▸ What you will do
Taking each line of the records in turn, count those containing "WIND" and report only the number.
---------- Extracted information
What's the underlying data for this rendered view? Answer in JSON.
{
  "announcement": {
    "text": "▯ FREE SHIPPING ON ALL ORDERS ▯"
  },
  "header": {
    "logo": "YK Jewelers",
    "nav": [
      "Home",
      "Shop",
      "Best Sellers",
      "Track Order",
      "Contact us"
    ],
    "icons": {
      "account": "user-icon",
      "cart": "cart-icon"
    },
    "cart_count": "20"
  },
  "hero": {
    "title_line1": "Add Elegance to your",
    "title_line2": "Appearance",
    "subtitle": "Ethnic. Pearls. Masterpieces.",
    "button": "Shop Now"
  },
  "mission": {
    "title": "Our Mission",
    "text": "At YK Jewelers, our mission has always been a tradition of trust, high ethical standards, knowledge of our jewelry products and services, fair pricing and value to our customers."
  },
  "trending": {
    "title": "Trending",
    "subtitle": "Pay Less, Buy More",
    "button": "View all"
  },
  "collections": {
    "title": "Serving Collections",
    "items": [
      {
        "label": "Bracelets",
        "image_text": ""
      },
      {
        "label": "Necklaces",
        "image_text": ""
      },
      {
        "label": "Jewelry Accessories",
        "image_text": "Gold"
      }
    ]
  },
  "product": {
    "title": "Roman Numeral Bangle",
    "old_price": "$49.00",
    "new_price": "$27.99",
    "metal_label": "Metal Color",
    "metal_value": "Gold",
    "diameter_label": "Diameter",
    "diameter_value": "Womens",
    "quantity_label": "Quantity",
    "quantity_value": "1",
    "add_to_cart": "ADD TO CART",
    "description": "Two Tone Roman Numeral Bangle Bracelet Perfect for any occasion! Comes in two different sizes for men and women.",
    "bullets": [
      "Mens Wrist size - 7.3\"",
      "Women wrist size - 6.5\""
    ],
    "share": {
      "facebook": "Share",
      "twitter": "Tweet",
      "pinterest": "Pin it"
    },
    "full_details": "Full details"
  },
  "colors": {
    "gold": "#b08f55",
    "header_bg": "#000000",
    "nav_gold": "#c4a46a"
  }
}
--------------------
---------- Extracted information
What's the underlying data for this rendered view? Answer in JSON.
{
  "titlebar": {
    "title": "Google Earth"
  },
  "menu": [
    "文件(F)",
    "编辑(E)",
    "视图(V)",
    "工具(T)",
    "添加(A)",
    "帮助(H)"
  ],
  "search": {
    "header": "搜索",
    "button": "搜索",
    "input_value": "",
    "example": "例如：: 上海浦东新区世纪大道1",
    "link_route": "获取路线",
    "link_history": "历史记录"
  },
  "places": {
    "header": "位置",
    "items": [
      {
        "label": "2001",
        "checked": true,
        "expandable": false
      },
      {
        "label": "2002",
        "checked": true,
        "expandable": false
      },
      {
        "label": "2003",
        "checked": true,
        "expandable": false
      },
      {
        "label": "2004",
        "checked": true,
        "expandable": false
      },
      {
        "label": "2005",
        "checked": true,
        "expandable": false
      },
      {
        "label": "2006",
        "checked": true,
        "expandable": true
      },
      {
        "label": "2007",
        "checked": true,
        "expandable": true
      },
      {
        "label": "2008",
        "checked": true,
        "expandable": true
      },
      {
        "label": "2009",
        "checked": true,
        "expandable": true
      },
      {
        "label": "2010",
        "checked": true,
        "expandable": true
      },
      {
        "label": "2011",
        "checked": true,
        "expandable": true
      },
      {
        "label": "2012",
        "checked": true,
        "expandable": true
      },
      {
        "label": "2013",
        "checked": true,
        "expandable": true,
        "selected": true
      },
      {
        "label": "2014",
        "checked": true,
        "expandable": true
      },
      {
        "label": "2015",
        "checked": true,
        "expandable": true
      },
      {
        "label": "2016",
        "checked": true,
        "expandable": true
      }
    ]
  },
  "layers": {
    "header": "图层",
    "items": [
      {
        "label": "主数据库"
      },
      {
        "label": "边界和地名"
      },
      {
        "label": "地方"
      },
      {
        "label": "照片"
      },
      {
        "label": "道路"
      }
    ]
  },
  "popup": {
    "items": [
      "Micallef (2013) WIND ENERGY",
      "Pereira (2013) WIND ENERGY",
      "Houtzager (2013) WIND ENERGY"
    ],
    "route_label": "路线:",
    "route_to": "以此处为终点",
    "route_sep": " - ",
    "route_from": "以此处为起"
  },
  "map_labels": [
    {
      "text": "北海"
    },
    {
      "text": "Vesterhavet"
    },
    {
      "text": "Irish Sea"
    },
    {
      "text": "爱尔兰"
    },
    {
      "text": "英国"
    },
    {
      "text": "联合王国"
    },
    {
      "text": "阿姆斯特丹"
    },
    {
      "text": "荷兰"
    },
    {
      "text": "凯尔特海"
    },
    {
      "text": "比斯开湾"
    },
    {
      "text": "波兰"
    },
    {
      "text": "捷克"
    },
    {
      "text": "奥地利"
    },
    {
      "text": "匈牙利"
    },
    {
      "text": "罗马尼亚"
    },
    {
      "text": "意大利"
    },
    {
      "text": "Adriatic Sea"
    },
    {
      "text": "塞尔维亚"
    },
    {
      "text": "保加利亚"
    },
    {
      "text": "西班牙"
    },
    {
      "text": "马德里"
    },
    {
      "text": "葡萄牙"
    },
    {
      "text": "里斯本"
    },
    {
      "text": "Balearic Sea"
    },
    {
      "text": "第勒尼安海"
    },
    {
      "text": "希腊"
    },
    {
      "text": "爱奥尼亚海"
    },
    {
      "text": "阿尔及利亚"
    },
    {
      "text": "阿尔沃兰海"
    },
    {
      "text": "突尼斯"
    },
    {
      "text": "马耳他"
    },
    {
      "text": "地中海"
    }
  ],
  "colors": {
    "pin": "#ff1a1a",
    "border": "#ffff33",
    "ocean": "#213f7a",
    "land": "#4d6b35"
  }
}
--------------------
▸ Problem solution
3